-------- DATA PROVIDED
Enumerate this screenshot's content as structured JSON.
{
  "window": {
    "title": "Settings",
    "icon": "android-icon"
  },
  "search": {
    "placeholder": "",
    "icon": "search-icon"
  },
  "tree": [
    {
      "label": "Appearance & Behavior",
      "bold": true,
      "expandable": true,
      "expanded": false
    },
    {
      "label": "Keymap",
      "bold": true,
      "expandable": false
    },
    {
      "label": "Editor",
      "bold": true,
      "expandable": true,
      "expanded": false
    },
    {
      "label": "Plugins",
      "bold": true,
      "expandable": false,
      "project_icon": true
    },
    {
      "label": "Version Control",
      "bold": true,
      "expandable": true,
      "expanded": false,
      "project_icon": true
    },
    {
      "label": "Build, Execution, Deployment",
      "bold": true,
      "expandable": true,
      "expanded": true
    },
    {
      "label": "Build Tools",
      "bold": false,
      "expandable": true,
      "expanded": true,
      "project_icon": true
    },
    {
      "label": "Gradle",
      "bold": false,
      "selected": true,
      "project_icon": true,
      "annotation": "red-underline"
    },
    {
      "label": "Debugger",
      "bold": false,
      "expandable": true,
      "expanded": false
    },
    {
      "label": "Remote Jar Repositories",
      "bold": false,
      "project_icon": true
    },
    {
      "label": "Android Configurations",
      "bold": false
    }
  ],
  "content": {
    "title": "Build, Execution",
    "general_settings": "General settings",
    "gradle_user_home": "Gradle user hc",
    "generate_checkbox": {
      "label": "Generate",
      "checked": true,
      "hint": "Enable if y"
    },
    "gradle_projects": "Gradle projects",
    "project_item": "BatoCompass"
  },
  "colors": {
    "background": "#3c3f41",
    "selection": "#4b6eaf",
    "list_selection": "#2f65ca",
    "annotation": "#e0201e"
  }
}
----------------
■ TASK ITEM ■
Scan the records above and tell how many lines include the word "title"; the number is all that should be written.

■ PROBLEM SOLUTION ■
2